Third-grade students in New York are about to get a graphic introduction to war as part of a new statewide English curriculum adopted by city and state lawmakers.
Worse yet, the picture books selected by the state to be read by eight year-old children are arguably quite anti-war, if not downright anti-US military.
The New York Post reported the books were “created by Expeditionary Learning, a non-profit arm of the group Outward Bound,” and chosen by the state because they align with “new national standards known as The Common Core.” Common Core curriculum requires more “nonfiction” books in the classroom, the Post explained.
The Post described one of the books New York third-graders will soon read:
They include “The Librarian of Basra,” which contains drawings of fighter planes dropping bombs on a palm-tree-lined Middle Eastern town.

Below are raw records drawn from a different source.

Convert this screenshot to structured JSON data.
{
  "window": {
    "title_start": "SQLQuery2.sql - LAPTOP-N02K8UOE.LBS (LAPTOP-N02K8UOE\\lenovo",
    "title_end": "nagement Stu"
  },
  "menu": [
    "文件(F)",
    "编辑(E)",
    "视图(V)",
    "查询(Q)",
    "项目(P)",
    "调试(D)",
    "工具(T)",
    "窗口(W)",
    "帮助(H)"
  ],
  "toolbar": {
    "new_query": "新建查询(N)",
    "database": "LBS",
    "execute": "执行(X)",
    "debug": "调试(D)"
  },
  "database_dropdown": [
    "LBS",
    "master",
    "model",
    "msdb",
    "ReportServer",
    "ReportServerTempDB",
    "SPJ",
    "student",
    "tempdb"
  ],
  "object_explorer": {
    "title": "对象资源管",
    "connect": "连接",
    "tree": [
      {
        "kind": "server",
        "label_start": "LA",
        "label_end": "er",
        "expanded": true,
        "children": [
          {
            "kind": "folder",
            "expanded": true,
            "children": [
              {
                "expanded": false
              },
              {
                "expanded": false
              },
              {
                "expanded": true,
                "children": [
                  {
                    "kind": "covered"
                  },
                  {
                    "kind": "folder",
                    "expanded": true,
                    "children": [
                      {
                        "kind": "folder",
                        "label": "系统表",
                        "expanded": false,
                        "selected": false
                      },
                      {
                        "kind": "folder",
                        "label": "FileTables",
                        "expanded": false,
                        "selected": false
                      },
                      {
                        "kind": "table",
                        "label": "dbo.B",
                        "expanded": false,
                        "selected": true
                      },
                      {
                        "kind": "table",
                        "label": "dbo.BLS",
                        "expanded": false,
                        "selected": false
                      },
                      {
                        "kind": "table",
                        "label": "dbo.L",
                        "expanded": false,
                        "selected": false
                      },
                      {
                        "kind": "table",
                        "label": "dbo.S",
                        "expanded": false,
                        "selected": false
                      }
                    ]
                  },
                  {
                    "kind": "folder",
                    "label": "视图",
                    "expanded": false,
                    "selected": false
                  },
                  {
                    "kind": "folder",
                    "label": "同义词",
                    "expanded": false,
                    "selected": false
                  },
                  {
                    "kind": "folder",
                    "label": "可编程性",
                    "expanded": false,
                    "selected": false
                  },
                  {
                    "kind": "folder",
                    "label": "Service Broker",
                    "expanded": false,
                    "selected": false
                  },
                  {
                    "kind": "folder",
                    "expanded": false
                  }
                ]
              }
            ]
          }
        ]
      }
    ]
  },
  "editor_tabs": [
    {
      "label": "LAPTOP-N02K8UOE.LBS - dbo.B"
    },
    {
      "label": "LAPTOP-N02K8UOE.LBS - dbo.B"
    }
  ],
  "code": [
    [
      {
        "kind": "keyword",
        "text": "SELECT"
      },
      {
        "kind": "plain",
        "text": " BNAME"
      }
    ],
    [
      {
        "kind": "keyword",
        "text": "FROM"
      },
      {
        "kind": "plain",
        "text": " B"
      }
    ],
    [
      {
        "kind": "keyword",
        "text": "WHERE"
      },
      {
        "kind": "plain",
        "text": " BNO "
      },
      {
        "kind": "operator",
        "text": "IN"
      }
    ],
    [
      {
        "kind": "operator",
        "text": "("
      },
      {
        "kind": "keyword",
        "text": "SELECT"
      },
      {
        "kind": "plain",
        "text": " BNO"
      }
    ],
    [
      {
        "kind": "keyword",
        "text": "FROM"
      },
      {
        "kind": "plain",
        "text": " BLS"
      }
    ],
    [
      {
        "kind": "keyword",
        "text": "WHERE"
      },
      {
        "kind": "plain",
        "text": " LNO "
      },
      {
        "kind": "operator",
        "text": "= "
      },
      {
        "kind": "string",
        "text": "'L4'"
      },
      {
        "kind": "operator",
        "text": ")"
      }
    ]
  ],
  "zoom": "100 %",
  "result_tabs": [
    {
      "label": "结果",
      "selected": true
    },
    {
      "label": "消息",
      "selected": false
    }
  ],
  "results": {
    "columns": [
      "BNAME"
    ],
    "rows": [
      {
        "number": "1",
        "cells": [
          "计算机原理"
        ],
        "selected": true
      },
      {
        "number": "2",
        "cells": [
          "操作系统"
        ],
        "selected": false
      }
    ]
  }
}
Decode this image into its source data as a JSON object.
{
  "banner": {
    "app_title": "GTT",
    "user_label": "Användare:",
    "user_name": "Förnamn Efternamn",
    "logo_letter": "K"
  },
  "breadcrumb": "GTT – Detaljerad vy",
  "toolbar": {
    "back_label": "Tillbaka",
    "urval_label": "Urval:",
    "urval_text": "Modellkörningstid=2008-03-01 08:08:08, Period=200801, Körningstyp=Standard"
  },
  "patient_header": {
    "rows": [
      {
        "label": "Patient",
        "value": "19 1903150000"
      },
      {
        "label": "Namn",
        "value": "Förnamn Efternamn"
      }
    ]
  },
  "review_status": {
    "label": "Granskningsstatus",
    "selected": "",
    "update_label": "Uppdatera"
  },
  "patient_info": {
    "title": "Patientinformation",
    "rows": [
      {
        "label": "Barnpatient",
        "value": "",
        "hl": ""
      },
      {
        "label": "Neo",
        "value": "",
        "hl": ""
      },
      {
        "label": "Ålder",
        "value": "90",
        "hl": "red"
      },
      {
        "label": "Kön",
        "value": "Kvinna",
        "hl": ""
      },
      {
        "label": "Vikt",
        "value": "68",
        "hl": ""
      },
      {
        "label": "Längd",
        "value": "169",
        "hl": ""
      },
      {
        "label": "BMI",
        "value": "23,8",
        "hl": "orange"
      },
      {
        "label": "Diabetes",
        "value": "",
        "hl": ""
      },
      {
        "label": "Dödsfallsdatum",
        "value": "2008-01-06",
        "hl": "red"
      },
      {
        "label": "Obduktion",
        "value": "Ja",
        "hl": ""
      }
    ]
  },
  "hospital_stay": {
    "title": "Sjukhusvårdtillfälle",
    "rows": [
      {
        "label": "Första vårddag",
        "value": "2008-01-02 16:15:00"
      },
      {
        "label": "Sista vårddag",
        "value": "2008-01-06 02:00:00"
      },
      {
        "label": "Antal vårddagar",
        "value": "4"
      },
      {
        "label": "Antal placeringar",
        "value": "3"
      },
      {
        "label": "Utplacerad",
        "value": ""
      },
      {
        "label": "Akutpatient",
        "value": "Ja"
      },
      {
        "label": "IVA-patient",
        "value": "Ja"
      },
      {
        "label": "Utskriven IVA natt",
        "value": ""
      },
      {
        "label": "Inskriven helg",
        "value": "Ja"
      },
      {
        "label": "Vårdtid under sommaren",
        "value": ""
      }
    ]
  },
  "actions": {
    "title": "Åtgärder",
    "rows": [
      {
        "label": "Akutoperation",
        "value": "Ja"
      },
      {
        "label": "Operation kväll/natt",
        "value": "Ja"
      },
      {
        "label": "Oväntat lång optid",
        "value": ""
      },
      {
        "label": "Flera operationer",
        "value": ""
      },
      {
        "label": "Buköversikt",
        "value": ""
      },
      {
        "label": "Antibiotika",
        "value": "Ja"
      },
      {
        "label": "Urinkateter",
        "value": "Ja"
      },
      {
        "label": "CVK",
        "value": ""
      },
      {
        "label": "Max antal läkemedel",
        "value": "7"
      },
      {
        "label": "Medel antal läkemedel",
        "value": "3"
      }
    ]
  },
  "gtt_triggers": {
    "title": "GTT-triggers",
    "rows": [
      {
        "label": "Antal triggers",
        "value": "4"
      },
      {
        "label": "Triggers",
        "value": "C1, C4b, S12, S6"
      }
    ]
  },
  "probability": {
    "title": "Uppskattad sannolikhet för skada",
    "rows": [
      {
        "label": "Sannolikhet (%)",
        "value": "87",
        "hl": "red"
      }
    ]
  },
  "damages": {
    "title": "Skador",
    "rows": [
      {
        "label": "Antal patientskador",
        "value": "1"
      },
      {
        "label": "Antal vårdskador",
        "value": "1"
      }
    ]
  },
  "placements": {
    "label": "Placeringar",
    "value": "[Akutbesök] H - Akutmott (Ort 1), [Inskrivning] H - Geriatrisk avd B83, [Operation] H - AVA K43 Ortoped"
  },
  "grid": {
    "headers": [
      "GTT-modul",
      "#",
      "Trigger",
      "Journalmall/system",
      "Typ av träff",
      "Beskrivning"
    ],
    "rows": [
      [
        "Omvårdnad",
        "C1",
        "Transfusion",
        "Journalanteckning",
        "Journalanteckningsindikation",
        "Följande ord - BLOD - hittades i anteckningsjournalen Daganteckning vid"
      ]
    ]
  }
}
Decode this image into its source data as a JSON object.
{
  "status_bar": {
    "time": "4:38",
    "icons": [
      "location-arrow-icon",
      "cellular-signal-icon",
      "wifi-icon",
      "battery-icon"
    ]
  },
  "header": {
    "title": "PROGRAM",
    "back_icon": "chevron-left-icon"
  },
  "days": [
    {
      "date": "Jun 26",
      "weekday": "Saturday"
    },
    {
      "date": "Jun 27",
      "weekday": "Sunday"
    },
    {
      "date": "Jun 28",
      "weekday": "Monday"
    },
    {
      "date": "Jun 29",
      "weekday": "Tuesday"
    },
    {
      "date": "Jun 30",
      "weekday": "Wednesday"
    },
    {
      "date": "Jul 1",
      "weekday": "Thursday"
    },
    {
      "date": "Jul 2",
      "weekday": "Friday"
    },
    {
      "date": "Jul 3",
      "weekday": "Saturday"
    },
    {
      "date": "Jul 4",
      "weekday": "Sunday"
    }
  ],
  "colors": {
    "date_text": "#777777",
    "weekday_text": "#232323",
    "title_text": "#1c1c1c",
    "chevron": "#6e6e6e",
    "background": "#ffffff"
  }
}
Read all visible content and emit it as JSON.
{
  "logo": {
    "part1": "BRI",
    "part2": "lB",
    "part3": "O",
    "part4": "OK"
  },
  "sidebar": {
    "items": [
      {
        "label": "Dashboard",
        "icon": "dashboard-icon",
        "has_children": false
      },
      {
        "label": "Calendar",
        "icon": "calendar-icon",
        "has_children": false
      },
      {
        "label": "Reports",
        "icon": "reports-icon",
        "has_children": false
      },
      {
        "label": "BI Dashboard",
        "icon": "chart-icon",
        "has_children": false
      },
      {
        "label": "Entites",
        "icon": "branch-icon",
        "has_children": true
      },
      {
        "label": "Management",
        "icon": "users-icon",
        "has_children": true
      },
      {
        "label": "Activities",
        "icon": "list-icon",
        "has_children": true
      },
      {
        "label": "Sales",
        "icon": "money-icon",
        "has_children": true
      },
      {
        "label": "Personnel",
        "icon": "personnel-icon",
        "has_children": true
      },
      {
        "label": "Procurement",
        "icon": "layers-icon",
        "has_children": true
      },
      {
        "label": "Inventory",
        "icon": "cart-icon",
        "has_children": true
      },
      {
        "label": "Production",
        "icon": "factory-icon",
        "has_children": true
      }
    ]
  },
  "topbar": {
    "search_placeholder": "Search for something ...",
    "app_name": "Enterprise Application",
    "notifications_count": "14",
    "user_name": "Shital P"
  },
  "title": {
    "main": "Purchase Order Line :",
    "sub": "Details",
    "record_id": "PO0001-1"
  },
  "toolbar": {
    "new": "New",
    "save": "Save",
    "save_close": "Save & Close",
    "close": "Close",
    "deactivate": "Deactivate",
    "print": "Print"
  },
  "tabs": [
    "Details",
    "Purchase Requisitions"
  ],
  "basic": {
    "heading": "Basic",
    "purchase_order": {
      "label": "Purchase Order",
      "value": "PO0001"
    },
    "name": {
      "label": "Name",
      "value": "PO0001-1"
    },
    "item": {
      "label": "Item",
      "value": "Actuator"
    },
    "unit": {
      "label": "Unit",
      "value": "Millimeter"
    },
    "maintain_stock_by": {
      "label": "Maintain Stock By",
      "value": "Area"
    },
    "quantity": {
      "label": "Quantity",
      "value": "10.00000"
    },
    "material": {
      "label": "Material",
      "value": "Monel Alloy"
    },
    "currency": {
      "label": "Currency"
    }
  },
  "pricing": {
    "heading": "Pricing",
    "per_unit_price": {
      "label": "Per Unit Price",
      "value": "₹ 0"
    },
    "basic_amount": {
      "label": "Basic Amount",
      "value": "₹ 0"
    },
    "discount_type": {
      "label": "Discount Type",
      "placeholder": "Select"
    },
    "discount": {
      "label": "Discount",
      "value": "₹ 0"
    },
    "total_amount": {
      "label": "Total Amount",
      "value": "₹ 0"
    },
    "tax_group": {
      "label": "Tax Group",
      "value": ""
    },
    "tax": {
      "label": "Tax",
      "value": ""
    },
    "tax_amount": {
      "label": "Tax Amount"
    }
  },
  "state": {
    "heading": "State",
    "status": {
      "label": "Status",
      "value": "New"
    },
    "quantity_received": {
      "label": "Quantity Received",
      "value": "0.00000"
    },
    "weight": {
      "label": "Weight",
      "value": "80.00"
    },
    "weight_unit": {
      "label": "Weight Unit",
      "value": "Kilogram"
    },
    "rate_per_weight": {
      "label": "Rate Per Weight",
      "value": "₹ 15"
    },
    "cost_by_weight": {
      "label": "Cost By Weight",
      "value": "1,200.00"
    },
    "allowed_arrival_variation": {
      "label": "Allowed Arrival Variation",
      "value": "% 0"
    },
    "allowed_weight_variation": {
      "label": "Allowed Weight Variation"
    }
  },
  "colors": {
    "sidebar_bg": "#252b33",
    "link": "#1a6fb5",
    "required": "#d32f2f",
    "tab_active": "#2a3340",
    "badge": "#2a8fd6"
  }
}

In another illustration, the protagonist looks worried, peering out a window at soldiers manning machine guns on a rooftop.
The terrified townsfolk wonder, “Who among us will die?” and “Will our families survive?”
The obvious question is are elementary aged students ready to handle the realities of war or is this an overt attempt to indoctrinate children against America and our military?
The article reported at least one city principal is speaking out against the new war themed content for elementary schools:
“There’s no way in hell that I find it appropriate for third grade, let alone elementary school, on so many levels,” said a Queens elementary-school principal who was shown one of the books by colleagues outside the city.
“We don’t have to bring the message of war with it. We don’t have to bring in guns and bombs,” said the principal. “My assumption is that some person would have read the material and gone over it and approved it, but I don’t know in what world they could have been living.”